There are all sorts of ways to give content out with no price tag, but still gain a fair reward. This will help you gather leads who can potentially purchase third-level, paid content. Remember: as long as each next level feels like a substantial step up in value, you are leading people down the right path. You can be confident that those who buy from you reached the option after passing the lower two levels, assuring that they understand and appreciate what they paid for.

Consider Your Business Type

When deciding which content on your website should be free or paid, focus on your business’ mainstays. For example, an exterminator business can post free videos helping homeowners bug-proof their homes, but for businesses who make money predominantly in local service, it makes no sense to try and sell an advanced book on dealing with insects in the home or keeping them out. Research, in this case, would likely show that customers would rather schedule an extermination, and the business prefers that as well.

Following any trend without thinking things through will backfire. It can come across as contrived if your business doesn’t normally have a reason to offer paid content, but does anyway. In cases like this, the information is not what makes people want to do business with you, but your particular skills and tools. In that scenario, it’s best to simply give away your content for free and to offer some of it in exchange for lead generation, if you feel it’s appropriate.

Some Content Should Be Free

Content can be used to establish the advantages of working with you over your competition, attract influencers or peers in your niche, encourage valuable discussions in your industry, resolve common concerns or pain points among customers, and much more. However, it makes little sense to put this type of content behind a paywall.
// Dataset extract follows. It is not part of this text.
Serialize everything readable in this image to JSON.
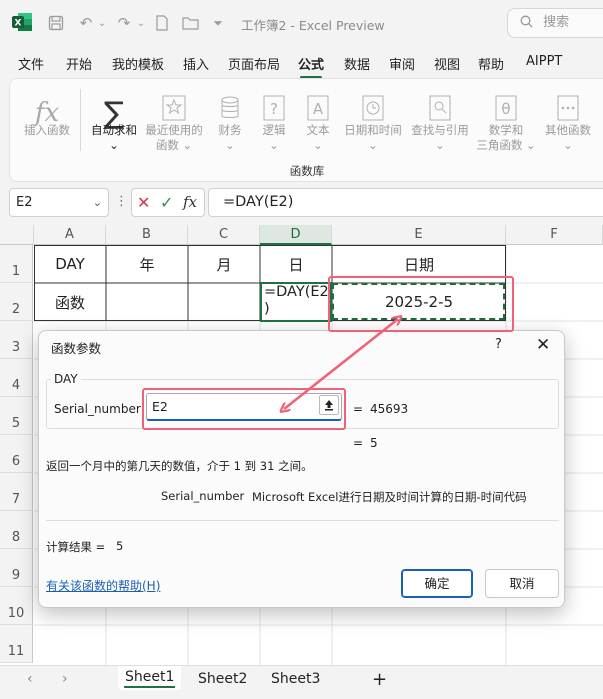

In general, if your content is not made to serve a highly specific, qualified group of people who are familiar with your brand, then you should offer it for free and use it to capitalize on one of the other potential benefits, like increasing visibility on the web. When in doubt, look at your web traffic. If most of your audience expressed a mild interest in a certain piece of content, release it for free and see if it attracts prospects for something more advanced. If an article or video is generating more traffic than the others, you might want to consider charging for it.

Be Generous With Your Paid Content

Keeping some content behind a price tag doesn’t mean you can’t be generous. One of the best things about premium items is that you can reward your fans by sending them deep discounts. You can even offer some of your older paid content for free in exchange for joining a list or doing something to help your online marketing.

When a gardening enthusiast who knows your brand gets a chance to buy a fifty-dollar online mastery course for five dollars, not only will they likely say “yes”, but they’ll spread the news and get people talking about your business. But, naturally, if you never divide your top-class content into a paid category, you will never create this distinction in the minds of your readers, and you won’t have opportunities like this.

If your business relies on entertaining or informing lots of people, that will only become truly possible on a grand scale if you’re making some money while doing it, allowing you to expand and try new outreach strategies. There is no need to feel bad about charging money for something, especially if it’s valuable enough to someone that they choose to buy it.

While it’s unlikely to make you rich overnight, content marketing keeps growing and evolving in potential. It has the power to both increase your brand identity and cushion against business expenses. You and your audience can both help each other more when you create an appropriate, fairly-priced, premium piece of content, so if it matches your business, go for it!

About the author

Shane Hall

Shane Hall is an independent fiction author and copywriter with a B.A. in English from the University of South Florida. His experience in the harsh world of fiction developed a focus on personalized marketing strategies for artists and other creatives.